I also disliked the protagonist and found him an annoying perspective to follow. He, and various minor characters, were not simply naive, but held a sense of idealistic pacifism about them that made me shake my head and think, 'surely you can't be this stupid'... He was also whiny, sheltered, easily distracted, and incredibly trusting; leading to him refusing to believe anything was wrong until everything had gone to hell.
Finally, the book was just plain depressing to read. The same political, religious, and social problems we have today are prevalent some fifty odd years in the future. The essence of humanity, our ability to rise up and conquer anyone and anything that threatens our existence and freedom (something most military scifi novels embrace) simply wasn't there. Humanity almost self-destructs, they're treated with suspicion, experiences defeats and failure at the hands of others, is at multiple times at the complete mercy of others... This coupled with a disappointing and lackluster ending really made me wish I hadn't pushed through the difficulties to finish the book.
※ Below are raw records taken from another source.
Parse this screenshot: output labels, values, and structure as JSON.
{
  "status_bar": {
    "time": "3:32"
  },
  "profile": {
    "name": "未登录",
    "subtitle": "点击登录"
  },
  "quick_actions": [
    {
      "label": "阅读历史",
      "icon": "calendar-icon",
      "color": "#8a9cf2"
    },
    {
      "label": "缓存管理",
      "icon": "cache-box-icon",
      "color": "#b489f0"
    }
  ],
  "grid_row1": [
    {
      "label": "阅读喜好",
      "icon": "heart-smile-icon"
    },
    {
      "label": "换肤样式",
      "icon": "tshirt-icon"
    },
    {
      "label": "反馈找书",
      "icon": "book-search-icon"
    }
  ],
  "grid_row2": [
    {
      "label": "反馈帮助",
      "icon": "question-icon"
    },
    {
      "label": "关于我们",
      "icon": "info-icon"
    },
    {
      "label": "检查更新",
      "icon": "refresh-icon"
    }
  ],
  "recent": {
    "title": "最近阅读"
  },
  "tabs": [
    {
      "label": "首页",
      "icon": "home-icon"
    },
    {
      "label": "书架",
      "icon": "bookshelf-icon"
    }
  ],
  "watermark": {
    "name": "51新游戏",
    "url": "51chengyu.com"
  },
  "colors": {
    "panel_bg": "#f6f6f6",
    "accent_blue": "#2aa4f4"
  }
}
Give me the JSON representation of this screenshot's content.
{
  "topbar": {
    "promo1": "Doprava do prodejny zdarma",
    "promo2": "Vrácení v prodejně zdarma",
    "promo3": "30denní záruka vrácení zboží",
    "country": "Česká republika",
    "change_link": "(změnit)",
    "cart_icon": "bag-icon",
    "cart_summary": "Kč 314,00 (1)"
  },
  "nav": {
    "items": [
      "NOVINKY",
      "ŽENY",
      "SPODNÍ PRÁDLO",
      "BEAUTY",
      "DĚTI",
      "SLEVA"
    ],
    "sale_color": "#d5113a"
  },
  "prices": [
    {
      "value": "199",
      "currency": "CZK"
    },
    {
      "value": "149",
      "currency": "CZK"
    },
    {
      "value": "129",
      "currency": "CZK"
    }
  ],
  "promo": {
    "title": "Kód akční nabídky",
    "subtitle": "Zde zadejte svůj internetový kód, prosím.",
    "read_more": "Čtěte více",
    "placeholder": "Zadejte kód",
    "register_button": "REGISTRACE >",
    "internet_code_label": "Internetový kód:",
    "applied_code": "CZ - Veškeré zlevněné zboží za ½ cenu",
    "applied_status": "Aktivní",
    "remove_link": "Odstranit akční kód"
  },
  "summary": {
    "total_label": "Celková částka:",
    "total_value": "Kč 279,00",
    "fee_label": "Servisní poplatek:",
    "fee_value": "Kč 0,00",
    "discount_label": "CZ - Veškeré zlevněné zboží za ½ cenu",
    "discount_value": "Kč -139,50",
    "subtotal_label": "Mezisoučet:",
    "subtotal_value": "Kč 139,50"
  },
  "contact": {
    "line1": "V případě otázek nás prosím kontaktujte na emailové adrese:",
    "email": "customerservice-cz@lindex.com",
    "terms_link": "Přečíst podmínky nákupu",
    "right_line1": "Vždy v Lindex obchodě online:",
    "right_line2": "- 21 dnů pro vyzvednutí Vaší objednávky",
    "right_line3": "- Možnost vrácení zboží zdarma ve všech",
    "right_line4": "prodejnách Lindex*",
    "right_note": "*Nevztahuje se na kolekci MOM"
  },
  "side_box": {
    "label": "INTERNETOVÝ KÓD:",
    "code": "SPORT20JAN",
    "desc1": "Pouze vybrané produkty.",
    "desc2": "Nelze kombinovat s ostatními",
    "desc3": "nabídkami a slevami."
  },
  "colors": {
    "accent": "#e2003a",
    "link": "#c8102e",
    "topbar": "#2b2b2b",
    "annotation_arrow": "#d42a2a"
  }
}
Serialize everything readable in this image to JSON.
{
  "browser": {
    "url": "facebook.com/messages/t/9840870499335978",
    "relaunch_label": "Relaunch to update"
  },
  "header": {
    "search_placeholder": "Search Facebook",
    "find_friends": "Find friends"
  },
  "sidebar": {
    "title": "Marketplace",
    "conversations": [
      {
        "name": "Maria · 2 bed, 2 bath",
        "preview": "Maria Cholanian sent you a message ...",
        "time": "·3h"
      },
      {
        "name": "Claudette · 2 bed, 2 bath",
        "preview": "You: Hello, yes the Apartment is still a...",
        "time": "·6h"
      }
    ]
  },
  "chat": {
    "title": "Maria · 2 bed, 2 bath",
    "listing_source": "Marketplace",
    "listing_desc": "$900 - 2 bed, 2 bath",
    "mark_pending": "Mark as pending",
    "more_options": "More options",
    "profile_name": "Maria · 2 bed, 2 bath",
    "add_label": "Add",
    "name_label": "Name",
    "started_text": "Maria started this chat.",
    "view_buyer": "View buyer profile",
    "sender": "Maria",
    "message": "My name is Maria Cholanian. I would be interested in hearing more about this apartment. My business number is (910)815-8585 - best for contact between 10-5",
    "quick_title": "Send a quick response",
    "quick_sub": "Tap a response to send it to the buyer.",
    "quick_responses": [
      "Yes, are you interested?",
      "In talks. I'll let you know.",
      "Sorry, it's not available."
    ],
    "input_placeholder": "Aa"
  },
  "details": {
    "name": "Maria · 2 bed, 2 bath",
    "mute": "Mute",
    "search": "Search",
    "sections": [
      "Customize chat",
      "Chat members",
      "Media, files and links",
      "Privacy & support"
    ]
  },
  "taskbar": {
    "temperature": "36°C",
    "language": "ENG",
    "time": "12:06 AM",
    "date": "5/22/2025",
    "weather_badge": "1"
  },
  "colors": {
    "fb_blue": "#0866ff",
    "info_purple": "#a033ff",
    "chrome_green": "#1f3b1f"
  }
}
The story spans about twenty years in the not-too-distant future and follows the development of humanity's first FTL capable space flight. The main characters are Anita and Jay, colleagues who eventually marry. She heads the tech company and he provides the brains behind the inventions, ably assisted by the only self-aware computer in existence. Humans encounter alien civilizations while still learning to deal with their own differences. There are crises and resolutions, childishness and growth. The story of humanity is as interesting as the science.
The story moves at a decent pace and is mostly plausible sci-fi. The limitations? First, the spelling! Are there no editors? Obviously there was reliance on a spell checker but synonyms like "heal" and "heel" are among the many spelling errors. There are grammatical errors as well. I found the timeline to be a little unrealistic, and I absolutely hate it when authors choose to wrap up the end of a book by telling the end of everyone's life story in two pages or less.
I liked it enough to purchase the next book in the series.
I do highly recommend it though and I'm very curious to read the next in the series. If I had one niggling criticism it would be all the similarities between the alien species to ourselves. It's a little too star trek-ish for my personal tastes but most folks will probably be cool with it. A good solid 4 to 4-1/2 star read.
Some of the speeds of travel and communication seem to be a little reaching but hey, this is science fiction and some science fiction will become science fact during our lifetimes. Anyway, it is more interesting to think about how they achieve these speeds than the numbers themselves.
I'm just reading book 2 now but have already purchased book 3.
Most recent customer reviews
Having the main protagonist fall into a permanent depression makes for a less than satisfying...Read more